Release: Immediate, May 12, 1998

Court Restructuring Proposal Prompts Broad Display of Support

At New York Court of Appeals

ALBANY—A diverse coalition of citizens groups representing women, children, domestic violence, victim's rights, business, religion and the law converged today at the Court of Appeals to show support for the court system's proposal to restructure New York's trial courts. Representatives from the over 50 groups that comprise the coalition joined Chief Judge Judith S. Kaye and Chief Administrative Judge Jonathan Lippman in advocating for a constitutional amendment that would overhaul the state's convoluted nine-tier court system, replacing it with a simplified system consisting of a Supreme Court and District Court.

Speakers at the event included Chief Judge Kaye; Chief Administrative Judge Lippman; James C. Moore, President-Elect of the New York State Bar Association; Evelyn Stock, President of the League of Women Voters; Jeanne Mullgrav, Director of Court Programs for Victim Services Agency; Acting Supreme Court Justice Lewis L. Douglass, Chair of the Franklin H. Williams Judicial Commission on Minorities; Acting Supreme Court Justice Charles J. Tejada, President of the Association of Judges of Hispanic Heritage; Albany County Family Court Judge W. Dennis Duggan; and Gary Brown, Executive Director of the Committee for Modern Courts. Robert R. Kiley, President and CEO of the New York City Partnership, was unable to attend the event but strongly endorsed the restructuring plan.

The following organizations have joined the coalition to formally express their support of court restructuring:

Chief Judge Kaye said, "New York's court system is the most complex in the nation and is daunting even for lawyers to navigate, let alone the average citizen. We are committed to the creation of a system that is easy for the people of New York to understand and use. A change of this magnitude cannot be achieved through the efforts of the court system alone but depends in a large measure on the support of civic-minded individuals and groups. I am truly heartened to see the tremendous outpouring of support from such a diversity of organizations and sectors of the community. By their presence, the many organizations here today show that they recognize the critical importance and long-range benefit of court restructuring."
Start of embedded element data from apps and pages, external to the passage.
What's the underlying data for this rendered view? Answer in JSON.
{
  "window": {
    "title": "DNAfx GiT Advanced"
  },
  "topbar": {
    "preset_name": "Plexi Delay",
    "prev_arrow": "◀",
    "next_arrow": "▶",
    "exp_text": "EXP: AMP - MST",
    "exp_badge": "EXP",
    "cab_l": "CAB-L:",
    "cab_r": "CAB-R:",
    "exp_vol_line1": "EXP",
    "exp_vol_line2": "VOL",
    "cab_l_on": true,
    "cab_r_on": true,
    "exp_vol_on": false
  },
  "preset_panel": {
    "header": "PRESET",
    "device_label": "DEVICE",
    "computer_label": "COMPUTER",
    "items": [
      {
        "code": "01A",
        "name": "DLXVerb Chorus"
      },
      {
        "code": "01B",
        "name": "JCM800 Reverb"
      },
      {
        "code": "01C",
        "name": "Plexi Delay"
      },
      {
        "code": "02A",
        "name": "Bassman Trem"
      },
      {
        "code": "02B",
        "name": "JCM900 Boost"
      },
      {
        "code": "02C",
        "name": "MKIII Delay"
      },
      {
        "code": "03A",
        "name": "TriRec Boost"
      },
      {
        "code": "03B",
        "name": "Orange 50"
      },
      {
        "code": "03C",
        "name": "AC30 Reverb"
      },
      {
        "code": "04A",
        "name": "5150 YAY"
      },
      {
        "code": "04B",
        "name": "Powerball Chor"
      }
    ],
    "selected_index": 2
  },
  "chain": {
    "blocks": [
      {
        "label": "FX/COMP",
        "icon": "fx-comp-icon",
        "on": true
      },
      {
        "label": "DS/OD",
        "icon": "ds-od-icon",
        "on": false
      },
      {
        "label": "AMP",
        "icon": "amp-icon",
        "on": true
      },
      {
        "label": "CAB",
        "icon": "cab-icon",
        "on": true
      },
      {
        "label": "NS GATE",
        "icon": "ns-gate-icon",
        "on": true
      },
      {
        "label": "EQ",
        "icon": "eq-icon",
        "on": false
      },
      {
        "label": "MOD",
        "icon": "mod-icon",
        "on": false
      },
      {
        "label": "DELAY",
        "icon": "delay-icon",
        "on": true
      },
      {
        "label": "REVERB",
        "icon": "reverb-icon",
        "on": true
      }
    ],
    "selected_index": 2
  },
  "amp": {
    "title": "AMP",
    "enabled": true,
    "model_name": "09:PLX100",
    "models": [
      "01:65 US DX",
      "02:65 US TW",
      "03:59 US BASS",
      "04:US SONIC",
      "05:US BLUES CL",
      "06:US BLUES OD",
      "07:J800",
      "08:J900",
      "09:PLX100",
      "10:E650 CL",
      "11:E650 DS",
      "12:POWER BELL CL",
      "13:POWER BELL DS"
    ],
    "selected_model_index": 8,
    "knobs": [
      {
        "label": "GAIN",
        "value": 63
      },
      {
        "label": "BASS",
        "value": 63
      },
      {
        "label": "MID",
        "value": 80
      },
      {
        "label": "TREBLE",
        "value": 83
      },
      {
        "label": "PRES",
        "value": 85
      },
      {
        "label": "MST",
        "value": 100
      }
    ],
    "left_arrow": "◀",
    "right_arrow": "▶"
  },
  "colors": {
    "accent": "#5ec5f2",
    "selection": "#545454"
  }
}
Judge Lippman added, "Restructuring the state courts is the key to modern and effective justice in the 21st century. Not only would the enactment of this proposal make the courts more comprehensible for New Yorkers, it would also promote fairness, improve services and save taxpayers a substantial amount of money—over $90 million in five years. Court restructuring is an idea that makes sense both operationally and financially and promises to improve the quality of justice statewide."

The constitutional amendment would require passage by two successive State Legislatures and approval by the voters. Should the proposal receive first passage by the Legislature in 1998 and second passage in 1999, voters will be provided with an opportunity to vote on the measure in November 1999. If approved, the proposal would take effect on January 1, 2000.